[Data about app and page elements]
━━━━━━━━━━━━━━━━━━━━━━━━━━━━━━

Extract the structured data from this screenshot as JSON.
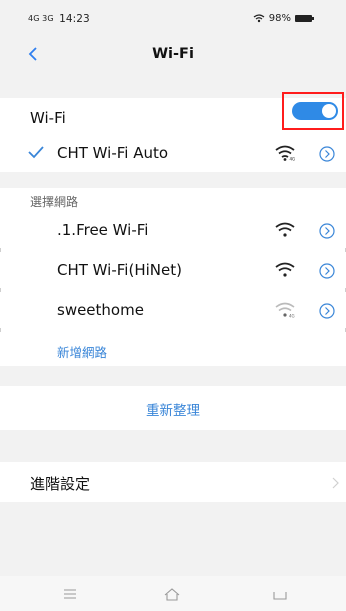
{
  "status_bar": {
    "network": "4G 3G",
    "time": "14:23",
    "battery": "98%"
  },
  "header": {
    "title": "Wi-Fi"
  },
  "wifi_toggle": {
    "label": "Wi-Fi",
    "enabled": true
  },
  "connected": {
    "name": "CHT Wi-Fi Auto"
  },
  "section": {
    "label": "選擇網路"
  },
  "networks": [
    {
      "name": ".1.Free Wi-Fi"
    },
    {
      "name": "CHT Wi-Fi(HiNet)"
    },
    {
      "name": "sweethome"
    }
  ],
  "add_network": {
    "label": "新增網路"
  },
  "refresh": {
    "label": "重新整理"
  },
  "advanced": {
    "label": "進階設定"
  },
  "colors": {
    "accent": "#3a86d8",
    "toggle": "#2f8ae6",
    "highlight": "#ff1c1c",
    "background": "#f2f2f2"
  }
}
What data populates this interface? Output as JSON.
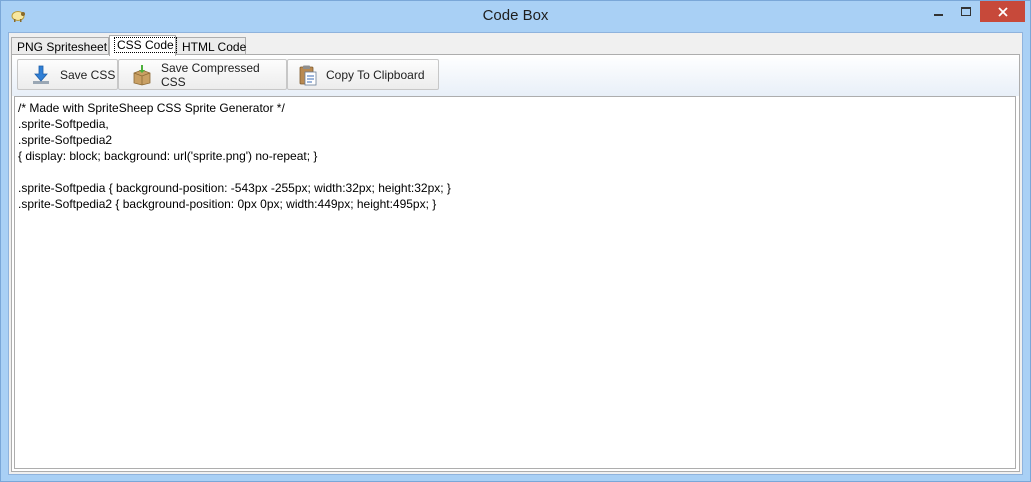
{
  "window": {
    "title": "Code Box"
  },
  "tabs": [
    {
      "label": "PNG Spritesheet"
    },
    {
      "label": "CSS Code"
    },
    {
      "label": "HTML Code"
    }
  ],
  "toolbar": {
    "save_css_label": "Save CSS",
    "save_compressed_label": "Save Compressed CSS",
    "copy_label": "Copy To Clipboard"
  },
  "editor": {
    "lines": [
      "/* Made with SpriteSheep CSS Sprite Generator */",
      ".sprite-Softpedia,",
      ".sprite-Softpedia2",
      "{ display: block; background: url('sprite.png') no-repeat; }",
      "",
      ".sprite-Softpedia { background-position: -543px -255px; width:32px; height:32px; }",
      ".sprite-Softpedia2 { background-position: 0px 0px; width:449px; height:495px; }"
    ]
  },
  "colors": {
    "titlebar": "#a9d0f5",
    "close_button": "#c7493a"
  }
}
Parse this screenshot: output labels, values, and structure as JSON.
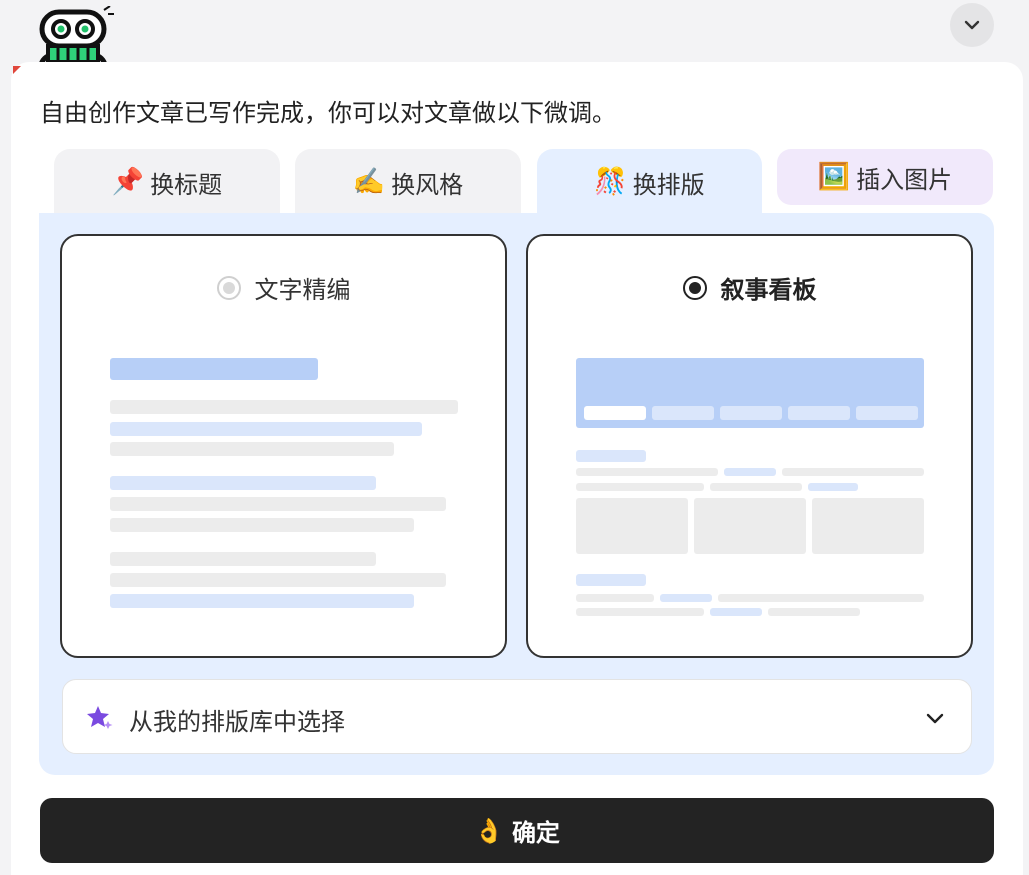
{
  "header": {
    "avatar_icon": "robot-icon",
    "collapse_icon": "chevron-down-icon"
  },
  "message": {
    "intro": "自由创作文章已写作完成，你可以对文章做以下微调。"
  },
  "tabs": [
    {
      "emoji": "📌",
      "label": "换标题",
      "icon": "pushpin-icon",
      "active": false
    },
    {
      "emoji": "✍️",
      "label": "换风格",
      "icon": "writing-hand-icon",
      "active": false
    },
    {
      "emoji": "🎊",
      "label": "换排版",
      "icon": "confetti-icon",
      "active": true
    },
    {
      "emoji": "🖼️",
      "label": "插入图片",
      "icon": "picture-icon",
      "active": false
    }
  ],
  "layout_options": [
    {
      "label": "文字精编",
      "selected": false
    },
    {
      "label": "叙事看板",
      "selected": true
    }
  ],
  "library": {
    "label": "从我的排版库中选择",
    "icon": "sparkle-star-icon",
    "chevron_icon": "chevron-down-icon"
  },
  "confirm": {
    "emoji": "👌",
    "label": "确定"
  },
  "colors": {
    "panel_bg": "#e5efff",
    "accent_blue": "#b7cff7",
    "confirm_bg": "#232323",
    "image_tab_bg": "#f1e9fb",
    "star_purple": "#7a4ae0"
  }
}
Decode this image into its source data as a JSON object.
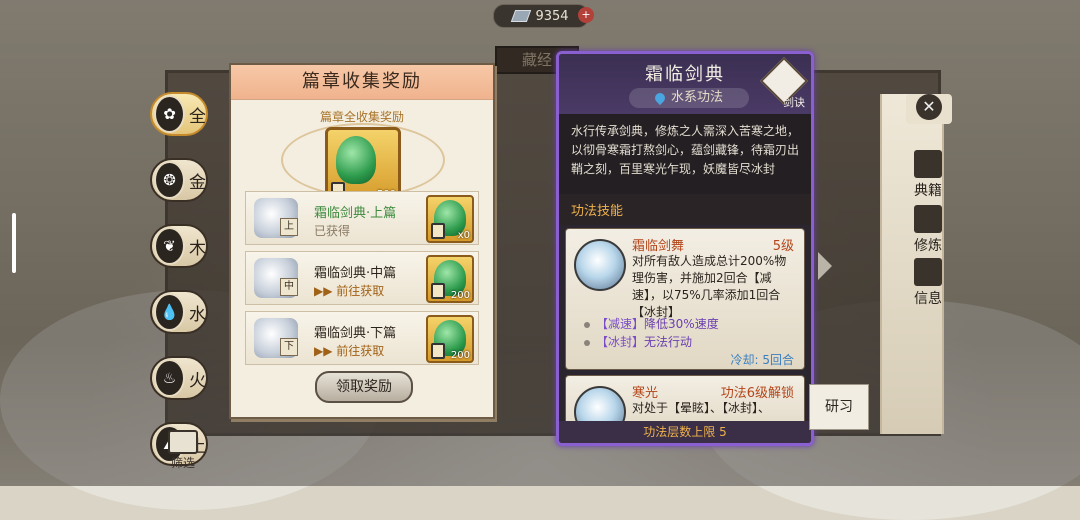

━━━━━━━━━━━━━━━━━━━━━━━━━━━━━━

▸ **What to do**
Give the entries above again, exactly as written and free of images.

▸ **Result of the exercise**
Extract the structured data from this screenshot as JSON.
{
  "status_bar": {
    "network": "4G 3G",
    "time": "14:23",
    "battery": "98%"
  },
  "header": {
    "title": "Wi-Fi"
  },
  "wifi_toggle": {
    "label": "Wi-Fi",
    "enabled": true
  },
  "connected": {
    "name": "CHT Wi-Fi Auto"
  },
  "section": {
    "label": "選擇網路"
  },
  "networks": [
    {
      "name": ".1.Free Wi-Fi"
    },
    {
      "name": "CHT Wi-Fi(HiNet)"
    },
    {
      "name": "sweethome"
    }
  ],
  "add_network": {
    "label": "新增網路"
  },
  "refresh": {
    "label": "重新整理"
  },
  "advanced": {
    "label": "進階設定"
  },
  "colors": {
    "accent": "#3a86d8",
    "toggle": "#2f8ae6",
    "highlight": "#ff1c1c",
    "background": "#f2f2f2"
  }
}
What data populates this interface? Output as JSON.
{
  "window": {
    "title": "Code Box"
  },
  "tabs": [
    {
      "label": "PNG Spritesheet"
    },
    {
      "label": "CSS Code"
    },
    {
      "label": "HTML Code"
    }
  ],
  "toolbar": {
    "save_css_label": "Save CSS",
    "save_compressed_label": "Save Compressed CSS",
    "copy_label": "Copy To Clipboard"
  },
  "editor": {
    "lines": [
      "/* Made with SpriteSheep CSS Sprite Generator */",
      ".sprite-Softpedia,",
      ".sprite-Softpedia2",
      "{ display: block; background: url('sprite.png') no-repeat; }",
      "",
      ".sprite-Softpedia { background-position: -543px -255px; width:32px; height:32px; }",
      ".sprite-Softpedia2 { background-position: 0px 0px; width:449px; height:495px; }"
    ]
  },
  "colors": {
    "titlebar": "#a9d0f5",
    "close_button": "#c7493a"
  }
}
Parse this screenshot: output labels, values, and structure as JSON.
{
  "header": {
    "avatar_icon": "robot-icon",
    "collapse_icon": "chevron-down-icon"
  },
  "message": {
    "intro": "自由创作文章已写作完成，你可以对文章做以下微调。"
  },
  "tabs": [
    {
      "emoji": "📌",
      "label": "换标题",
      "icon": "pushpin-icon",
      "active": false
    },
    {
      "emoji": "✍️",
      "label": "换风格",
      "icon": "writing-hand-icon",
      "active": false
    },
    {
      "emoji": "🎊",
      "label": "换排版",
      "icon": "confetti-icon",
      "active": true
    },
    {
      "emoji": "🖼️",
      "label": "插入图片",
      "icon": "picture-icon",
      "active": false
    }
  ],
  "layout_options": [
    {
      "label": "文字精编",
      "selected": false
    },
    {
      "label": "叙事看板",
      "selected": true
    }
  ],
  "library": {
    "label": "从我的排版库中选择",
    "icon": "sparkle-star-icon",
    "chevron_icon": "chevron-down-icon"
  },
  "confirm": {
    "emoji": "👌",
    "label": "确定"
  },
  "colors": {
    "panel_bg": "#e5efff",
    "accent_blue": "#b7cff7",
    "confirm_bg": "#232323",
    "image_tab_bg": "#f1e9fb",
    "star_purple": "#7a4ae0"
  }
}
Decode this image into its source data as a JSON object.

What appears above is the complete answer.